The medical training we all need
Whether people recover from mental illness or addiction depends, in large part, on how well they get along with their therapists. Further, providers who work well with their patients are happier in their jobs and are more likely to stay—no small thing since behavioral health’s turnover rate is between 18 and 50 percent. So if a healthcare organization can foster what the literature calls “therapeutic partnerships” between patients and counselors, people will probably get better and organizations will probably be more successful. But how?
For a health organization to change the way it does business, a critical mass of its employees must want to change. They must want to do more than manage pain , listen and communicate respectfully. They must also want to meet their patients where-ever they are — homeless shelters, houses of worship, their homes. They will work with clients to get the treatment right; not try to fit patients into a standardized, easy-to-bill-for care. Where does an organization find people like that? We need to train them.
Many people go into healthcare because they feel called to do so often because they or someone they love dealt with mental illness or addiction. Unfortunately, the training they get drains that out of them. UK’s National Health Service (NHS) asked would-be doctors why they chose to study medicine. Students in their second and third years spoke of their patients; students in their fourth and final years didn’t. It doesn’t have to be this way. “All” we have to do is tweak health professionals’ education. Start with diversity. In a diverse classroom, students contextualize experiences they would otherwise only read about. When students who dealt with mental illness and addiction are well-represented, they put a face to the “clinical cases” in a way students may not have encountered either because they do not have personal experience with mental illness and addiction or because they only know their own behavioral health issues.
A few years ago, I oversaw a stipend program that changed the way schools trained train mental health professionals and so got to read student profiles. I still remember one of them. The student wrote about her addiction and homelessness; she said she sees a sister every time a woman pushes a cart up the street. And she is not the only one who, after recovering, is seeking a career in behavioral health. The number of peer support specialists (people who’ve “been there” and are now helping others) has exploded. They run their own centers and work as case managers. For many, the specialist position is the first step in their healthcare careers. They should be welcome in the classroom.
We should also change university curricula. I am not naïve. Changing a university’s curriculum is insanely difficult. We should do it anyway. We have known for well over a decade that health professionals need to partner with the people they serve and we know that teaching people to do so works.

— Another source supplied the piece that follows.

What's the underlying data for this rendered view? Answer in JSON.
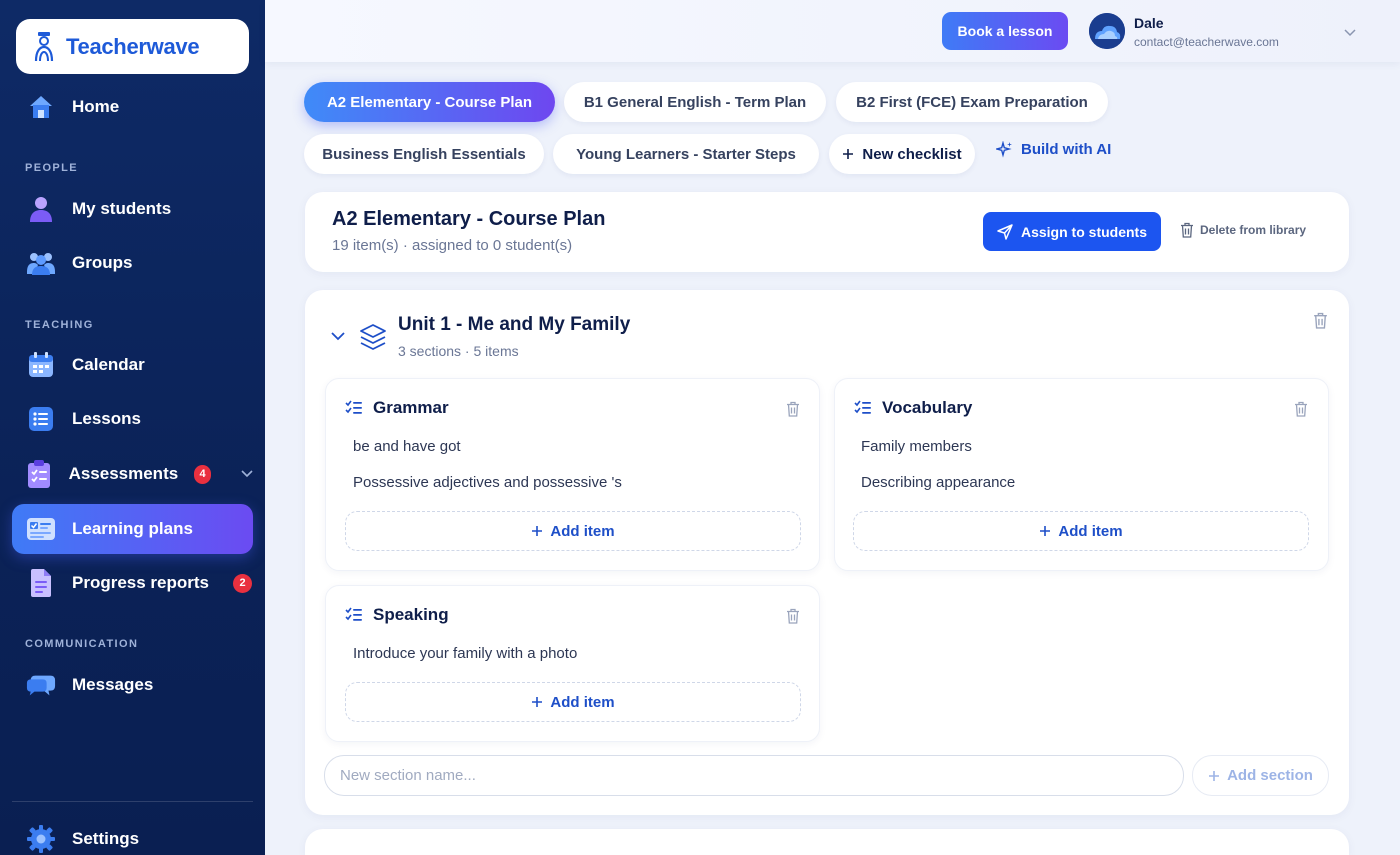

And we should make sure students do their clinical rotations in the communities where people live and not where they are forced to go (such as correctional facilities and hospitals). Such rotations teach students non-traditional ways of providing care. When students work at schools, foodbanks, churches, homeless shelters, or homes they get to know people. They can test a Mrs. Brown’s sugar level and help her do the groceries because she lives two bus rides away from the nearest supermarket. They can provide counseling to a traumatized Billy and show him how to dribble. The more students work in the community, the more likely the care they provide will help. And these kind of rotations might begin to break down walls modern people built around themselves. A community rotation may begin to build a community.
This kind of training is not for everyone. And, if we want to attract people who are poor and have personal experience with behavioral health, we need to offer people who commit to training and working in the community stipends. Nor is this training a substitute for a well-organized behavioral health system. The best professionals will get burned out and leave if day after day, the waiting room is the best care they can offer.
This is not a silver bullet. But it could be a start.